ion, and All Quiet on the Western Front, with its vivid and realistic descriptions, will continue to be a bestseller.
Is war and the realistic reason the only reasons why it was a bestseller? Obviously, the answer to that question is no. As Barker states, "(t)his does not, of course, mean that everyone reads Remarque for the same reasons: just as the pit watched Shake
speare for the farce and the fighting, some of Remarque's readers may have scanned the novel for bloodthirsty battle scenes..." She goes on to add that these reasons do not take away from the book or its validity or its strength. (66) In general, no matt
er what the reason is that one may pick up the book, the fact is that one will not be the same nor view war or human nature the same when the book is finally put down.
All Quiet on the Western Front went well beyond its author's and even its publisher's expectations. They knew that it was a good novel, but it was just another war novel so they were therefore unprepared for how well the public, not just in Germany but a
round the world, would receive it. An instant bestseller, the book took the world by storm with its brutal honesty about the truths behind the glamour of war, teaching us all the pain and confusion that is rarely associated with that glorified topic. It
showed us how and why the event alters the lives of all involved so much. One must be cautious though to not read too much into it. Remarque was not attempting to take a stand for pacifism or for war. He is not trying to make some broad political or s
ocial statement. He is just merely telling a story, a story that struck the world with awe. It is a story that everyone must read. It is a story about life, death, and the struggles in between. All Quiet on the Western Front sold because of what it wa
s, plain and simple, and not what everyone wanted it to be. It was war. And it was popular.
Barker, Christine and R.W. Last. Erich Maria Remarque. London: Oswald Wolff Ltd., 1979.
Firda, Richard Arthur. All Quiet on the Western Front: Literary Analysis and Cultural
Context. New York: Twayne Publishers, 1993.
Owen, C.R. Erich Maria Remarque: A Critical Bio-Bibliography. Amsterdam: Rodopi, 1984.
Remarque, Erich Maria.
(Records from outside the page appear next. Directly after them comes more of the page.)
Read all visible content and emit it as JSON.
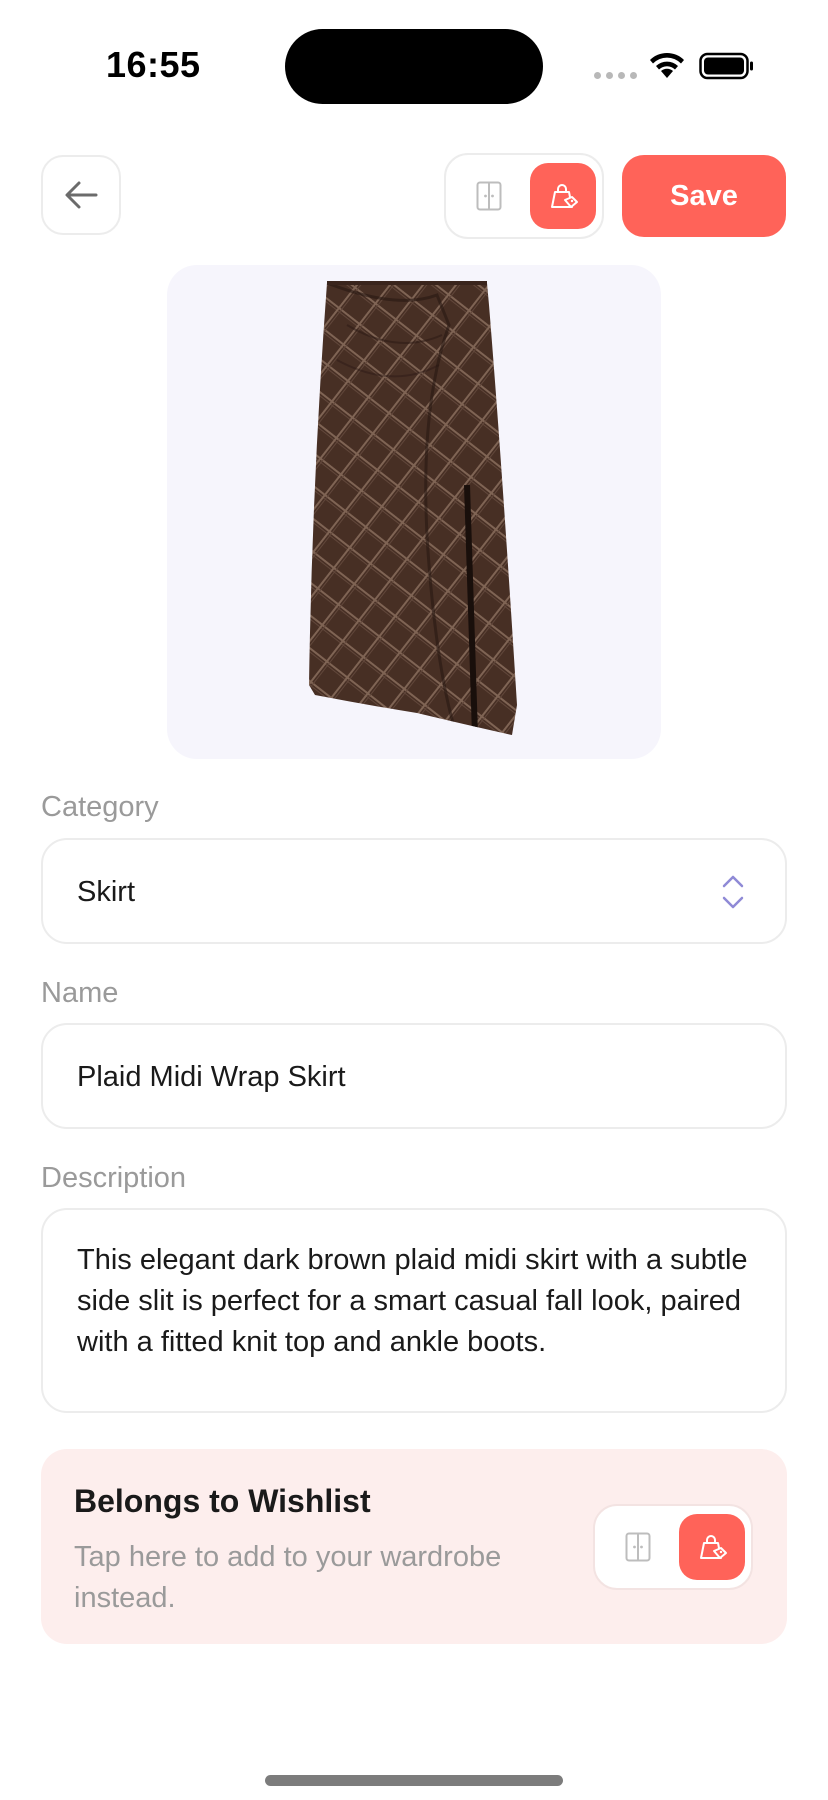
{
  "status_bar": {
    "time": "16:55"
  },
  "header": {
    "back_icon": "arrow-left-icon",
    "mode_toggle": {
      "options": [
        {
          "icon": "wardrobe-icon",
          "selected": false
        },
        {
          "icon": "shopping-bag-tag-icon",
          "selected": true
        }
      ]
    },
    "save_label": "Save"
  },
  "item_image": {
    "subject": "plaid-skirt-image"
  },
  "form": {
    "category": {
      "label": "Category",
      "value": "Skirt",
      "icon": "chevron-up-down-icon"
    },
    "name": {
      "label": "Name",
      "value": "Plaid Midi Wrap Skirt"
    },
    "description": {
      "label": "Description",
      "value": "This elegant dark brown plaid midi skirt with a subtle side slit is perfect for a smart casual fall look, paired with a fitted knit top and ankle boots."
    }
  },
  "wishlist_card": {
    "title": "Belongs to Wishlist",
    "subtitle": "Tap here to add to your wardrobe instead.",
    "toggle": {
      "options": [
        {
          "icon": "wardrobe-icon",
          "selected": false
        },
        {
          "icon": "shopping-bag-tag-icon",
          "selected": true
        }
      ]
    }
  },
  "colors": {
    "accent": "#ff6359",
    "label_gray": "#9a9a9a",
    "card_pink": "#fdeeed",
    "image_bg": "#f6f5fc",
    "chevron": "#8f8ad6"
  }
}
All Quiet on the Western Front. Boston: Little, Brown, and Co.
Wagener, Hans. Understanding Erich Maria Remarque. Columbia: University of South
Carolina Press, 1991.